* **PROBLEM DESCRIPTION**
Give back every record below word for word, with the pictures omitted.
Segment Open
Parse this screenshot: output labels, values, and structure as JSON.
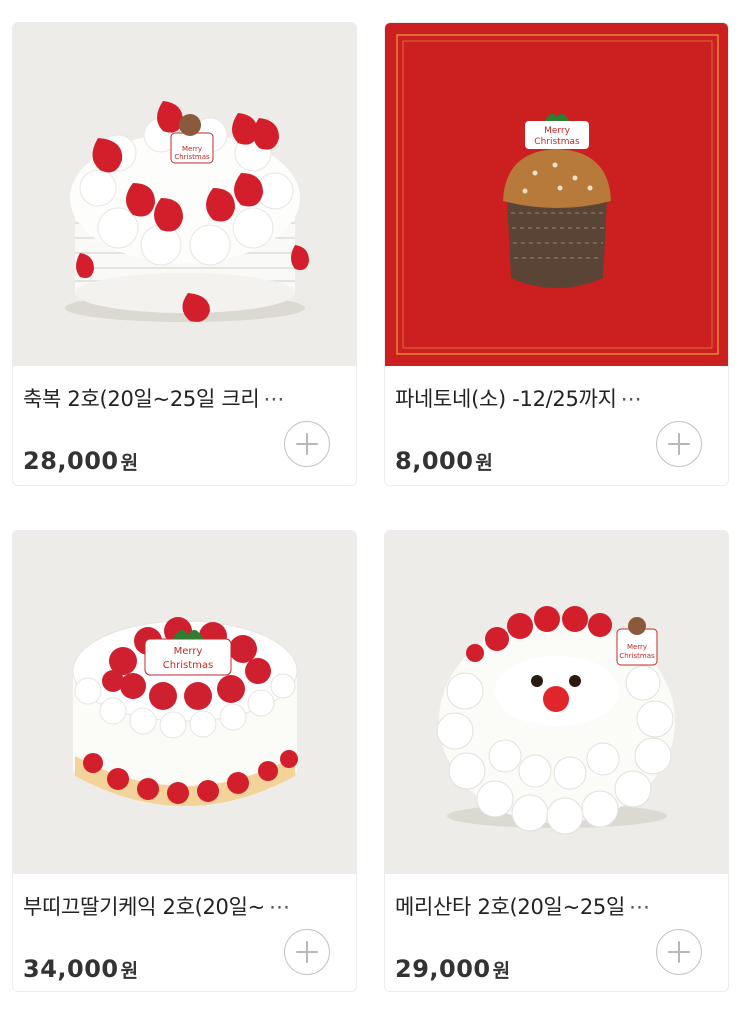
{
  "products": [
    {
      "name": "축복 2호(20일~25일 크리",
      "ellipsis": "⋯",
      "price": "28,000",
      "unit": "원",
      "badge_text": "Merry Christmas",
      "image_icon": "strawberry-cream-cake",
      "bg": "#eeece8"
    },
    {
      "name": "파네토네(소) -12/25까지",
      "ellipsis": "⋯",
      "price": "8,000",
      "unit": "원",
      "badge_text": "Merry Christmas",
      "image_icon": "panettone",
      "bg": "#cc1f1f"
    },
    {
      "name": "부띠끄딸기케익 2호(20일~",
      "ellipsis": "⋯",
      "price": "34,000",
      "unit": "원",
      "badge_text": "Merry Christmas",
      "image_icon": "strawberry-boutique-cake",
      "bg": "#eeece8"
    },
    {
      "name": "메리산타 2호(20일~25일",
      "ellipsis": "⋯",
      "price": "29,000",
      "unit": "원",
      "badge_text": "Merry Christmas",
      "image_icon": "santa-cake",
      "bg": "#eeece8"
    }
  ],
  "add_icon": "plus-circle-icon"
}
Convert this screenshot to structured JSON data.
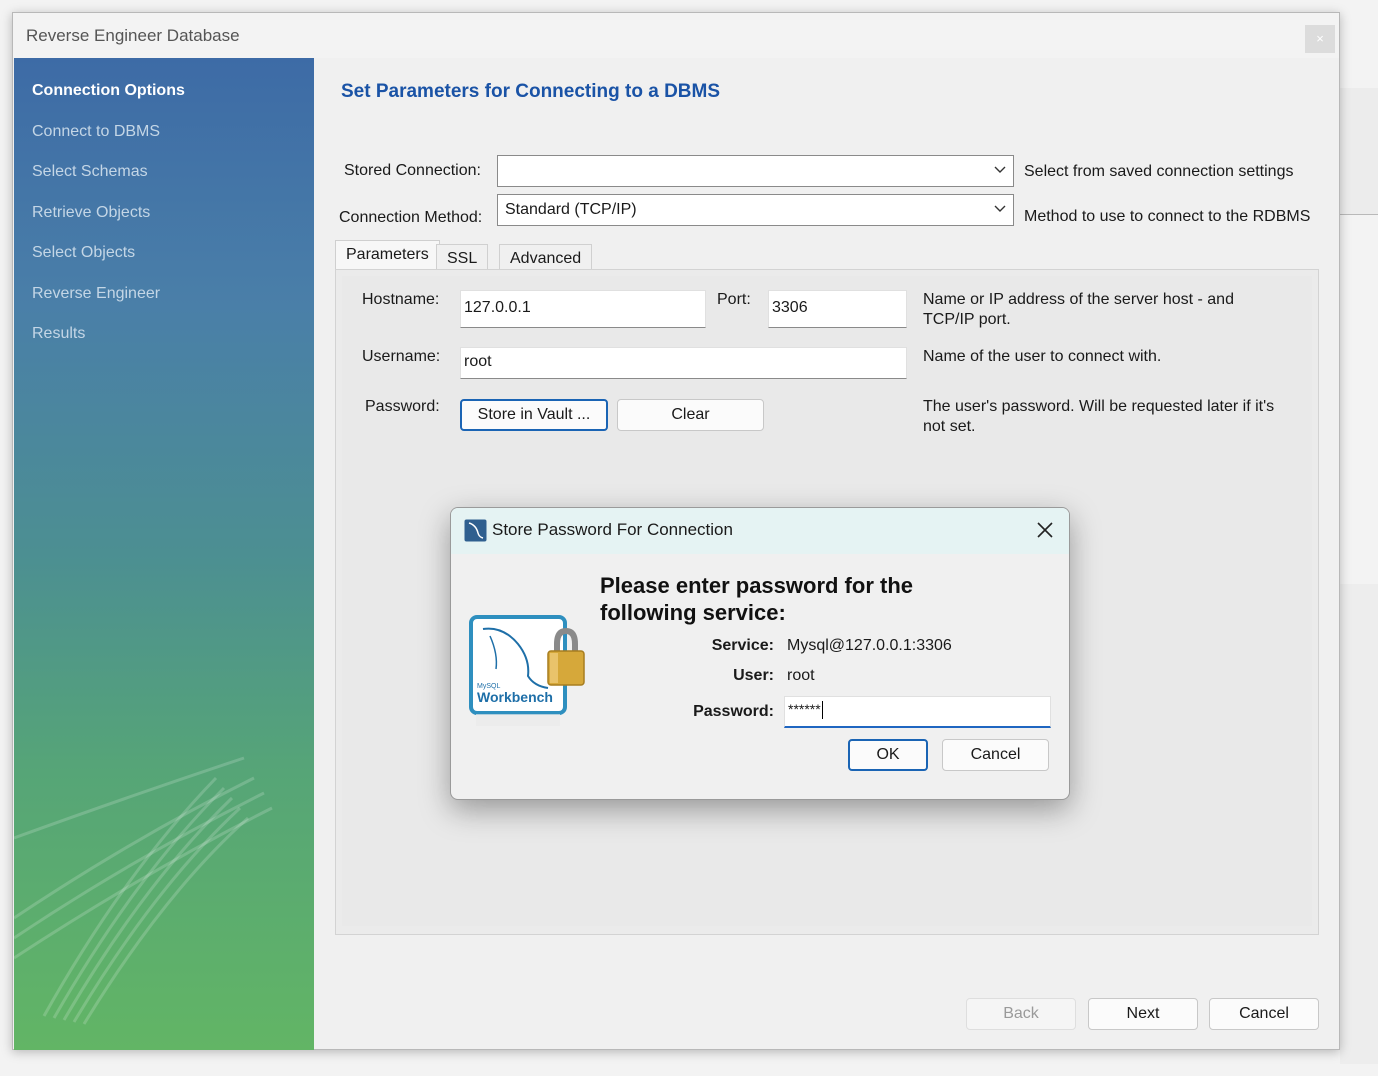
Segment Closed
* **RESULT**
Parse this screenshot: output labels, values, and structure as JSON.
{
  "products": [
    {
      "name": "축복 2호(20일~25일 크리",
      "ellipsis": "⋯",
      "price": "28,000",
      "unit": "원",
      "badge_text": "Merry Christmas",
      "image_icon": "strawberry-cream-cake",
      "bg": "#eeece8"
    },
    {
      "name": "파네토네(소) -12/25까지",
      "ellipsis": "⋯",
      "price": "8,000",
      "unit": "원",
      "badge_text": "Merry Christmas",
      "image_icon": "panettone",
      "bg": "#cc1f1f"
    },
    {
      "name": "부띠끄딸기케익 2호(20일~",
      "ellipsis": "⋯",
      "price": "34,000",
      "unit": "원",
      "badge_text": "Merry Christmas",
      "image_icon": "strawberry-boutique-cake",
      "bg": "#eeece8"
    },
    {
      "name": "메리산타 2호(20일~25일",
      "ellipsis": "⋯",
      "price": "29,000",
      "unit": "원",
      "badge_text": "Merry Christmas",
      "image_icon": "santa-cake",
      "bg": "#eeece8"
    }
  ],
  "add_icon": "plus-circle-icon"
}
Convert this screenshot to structured JSON data.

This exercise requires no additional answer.